STUDY MATERIAL:
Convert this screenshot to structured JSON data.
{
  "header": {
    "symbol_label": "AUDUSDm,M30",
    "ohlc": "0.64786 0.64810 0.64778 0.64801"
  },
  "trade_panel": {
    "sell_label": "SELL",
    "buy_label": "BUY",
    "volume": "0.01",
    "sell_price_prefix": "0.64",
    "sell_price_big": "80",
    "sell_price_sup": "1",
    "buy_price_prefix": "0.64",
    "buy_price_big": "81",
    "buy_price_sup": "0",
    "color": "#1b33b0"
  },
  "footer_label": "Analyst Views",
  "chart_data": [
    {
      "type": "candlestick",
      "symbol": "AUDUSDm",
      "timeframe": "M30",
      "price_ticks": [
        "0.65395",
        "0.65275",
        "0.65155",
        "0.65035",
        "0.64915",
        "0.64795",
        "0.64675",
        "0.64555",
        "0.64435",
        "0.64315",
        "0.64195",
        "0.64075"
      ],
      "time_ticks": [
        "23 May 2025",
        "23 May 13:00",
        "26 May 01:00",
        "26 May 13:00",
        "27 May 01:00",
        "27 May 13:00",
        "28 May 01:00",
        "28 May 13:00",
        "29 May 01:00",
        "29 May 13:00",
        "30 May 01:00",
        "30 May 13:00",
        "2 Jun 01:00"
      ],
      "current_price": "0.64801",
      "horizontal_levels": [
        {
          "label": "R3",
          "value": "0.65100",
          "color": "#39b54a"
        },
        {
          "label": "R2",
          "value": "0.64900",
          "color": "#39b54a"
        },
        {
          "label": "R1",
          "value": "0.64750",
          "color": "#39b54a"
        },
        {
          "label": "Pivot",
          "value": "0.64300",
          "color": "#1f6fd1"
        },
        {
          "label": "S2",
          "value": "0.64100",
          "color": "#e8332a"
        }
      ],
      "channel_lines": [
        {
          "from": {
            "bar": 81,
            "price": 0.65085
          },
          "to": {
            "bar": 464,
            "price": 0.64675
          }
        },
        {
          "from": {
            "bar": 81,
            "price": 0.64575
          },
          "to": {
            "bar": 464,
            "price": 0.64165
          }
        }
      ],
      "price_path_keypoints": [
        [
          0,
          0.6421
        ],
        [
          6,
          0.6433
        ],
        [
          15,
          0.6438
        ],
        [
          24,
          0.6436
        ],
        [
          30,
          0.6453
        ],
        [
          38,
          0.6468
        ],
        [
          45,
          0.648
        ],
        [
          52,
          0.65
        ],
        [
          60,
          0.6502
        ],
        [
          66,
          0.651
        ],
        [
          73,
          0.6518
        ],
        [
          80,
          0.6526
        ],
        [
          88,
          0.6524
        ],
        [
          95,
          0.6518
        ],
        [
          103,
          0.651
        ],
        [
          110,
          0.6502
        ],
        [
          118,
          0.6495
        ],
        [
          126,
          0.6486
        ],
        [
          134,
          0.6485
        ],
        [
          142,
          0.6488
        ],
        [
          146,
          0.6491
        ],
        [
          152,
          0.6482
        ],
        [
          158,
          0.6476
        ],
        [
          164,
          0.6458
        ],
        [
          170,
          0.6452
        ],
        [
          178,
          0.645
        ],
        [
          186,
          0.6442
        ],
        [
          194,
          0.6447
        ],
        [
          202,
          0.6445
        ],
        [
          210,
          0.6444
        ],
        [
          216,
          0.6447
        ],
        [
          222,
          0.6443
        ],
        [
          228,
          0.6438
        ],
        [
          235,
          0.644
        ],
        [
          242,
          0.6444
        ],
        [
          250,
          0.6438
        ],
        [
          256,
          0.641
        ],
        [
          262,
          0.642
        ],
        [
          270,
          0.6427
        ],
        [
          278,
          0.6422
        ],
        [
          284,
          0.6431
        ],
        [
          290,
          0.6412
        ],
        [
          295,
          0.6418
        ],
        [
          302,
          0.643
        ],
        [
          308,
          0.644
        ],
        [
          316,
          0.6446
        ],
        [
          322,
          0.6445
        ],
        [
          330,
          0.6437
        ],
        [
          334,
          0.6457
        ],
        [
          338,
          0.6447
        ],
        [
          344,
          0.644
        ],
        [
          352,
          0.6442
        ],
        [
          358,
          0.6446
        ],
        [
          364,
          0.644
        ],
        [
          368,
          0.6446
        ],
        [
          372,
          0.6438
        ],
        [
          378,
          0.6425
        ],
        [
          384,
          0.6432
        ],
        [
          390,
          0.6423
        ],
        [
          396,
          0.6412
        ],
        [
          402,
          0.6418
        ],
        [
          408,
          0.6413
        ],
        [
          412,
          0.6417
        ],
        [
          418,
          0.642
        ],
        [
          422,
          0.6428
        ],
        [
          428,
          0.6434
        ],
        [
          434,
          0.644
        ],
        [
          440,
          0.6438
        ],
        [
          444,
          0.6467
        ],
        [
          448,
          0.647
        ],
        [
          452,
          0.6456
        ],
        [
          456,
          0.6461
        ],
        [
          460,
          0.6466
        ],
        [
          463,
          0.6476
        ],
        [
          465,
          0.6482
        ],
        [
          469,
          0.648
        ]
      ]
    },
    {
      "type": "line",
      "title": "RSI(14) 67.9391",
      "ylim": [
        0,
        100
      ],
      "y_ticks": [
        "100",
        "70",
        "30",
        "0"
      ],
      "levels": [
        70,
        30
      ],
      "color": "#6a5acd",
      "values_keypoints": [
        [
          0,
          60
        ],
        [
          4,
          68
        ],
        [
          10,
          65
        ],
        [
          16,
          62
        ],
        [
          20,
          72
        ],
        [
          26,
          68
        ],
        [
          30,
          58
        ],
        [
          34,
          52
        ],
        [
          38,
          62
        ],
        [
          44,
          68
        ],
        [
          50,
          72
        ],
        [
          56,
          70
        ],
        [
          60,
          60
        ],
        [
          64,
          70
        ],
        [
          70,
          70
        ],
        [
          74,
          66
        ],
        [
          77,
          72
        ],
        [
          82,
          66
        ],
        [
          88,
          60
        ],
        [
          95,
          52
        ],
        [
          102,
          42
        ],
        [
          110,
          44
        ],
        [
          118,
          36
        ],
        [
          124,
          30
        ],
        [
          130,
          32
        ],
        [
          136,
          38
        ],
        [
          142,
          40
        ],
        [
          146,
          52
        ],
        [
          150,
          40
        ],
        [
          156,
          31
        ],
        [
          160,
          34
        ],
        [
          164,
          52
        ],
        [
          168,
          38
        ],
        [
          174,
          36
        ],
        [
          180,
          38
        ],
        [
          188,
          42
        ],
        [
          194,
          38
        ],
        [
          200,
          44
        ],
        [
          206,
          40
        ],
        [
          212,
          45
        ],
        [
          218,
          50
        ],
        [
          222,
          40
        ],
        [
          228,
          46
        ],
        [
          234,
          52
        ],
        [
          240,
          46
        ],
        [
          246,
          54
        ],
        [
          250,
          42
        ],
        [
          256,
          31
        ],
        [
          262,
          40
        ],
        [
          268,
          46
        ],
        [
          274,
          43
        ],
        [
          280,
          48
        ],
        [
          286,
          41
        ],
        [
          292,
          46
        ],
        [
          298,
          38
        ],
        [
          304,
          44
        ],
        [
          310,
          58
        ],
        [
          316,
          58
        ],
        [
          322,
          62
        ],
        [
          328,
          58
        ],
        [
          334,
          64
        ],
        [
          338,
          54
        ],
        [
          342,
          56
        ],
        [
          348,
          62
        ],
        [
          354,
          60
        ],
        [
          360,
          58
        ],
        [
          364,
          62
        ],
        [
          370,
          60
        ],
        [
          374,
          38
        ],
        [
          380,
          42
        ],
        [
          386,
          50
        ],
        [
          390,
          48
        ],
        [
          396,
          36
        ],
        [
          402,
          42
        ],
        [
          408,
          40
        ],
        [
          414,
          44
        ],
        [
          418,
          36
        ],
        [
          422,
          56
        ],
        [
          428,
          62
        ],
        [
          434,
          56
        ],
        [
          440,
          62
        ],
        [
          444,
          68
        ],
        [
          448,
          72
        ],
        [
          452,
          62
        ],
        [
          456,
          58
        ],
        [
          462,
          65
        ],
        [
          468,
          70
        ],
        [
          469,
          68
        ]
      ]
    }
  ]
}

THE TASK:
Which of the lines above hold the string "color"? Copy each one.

PROBLEM SOLUTION:
    "color": "#1b33b0"
          "color": "#39b54a"
          "color": "#39b54a"
          "color": "#39b54a"
          "color": "#1f6fd1"
          "color": "#e8332a"
      "color": "#6a5acd",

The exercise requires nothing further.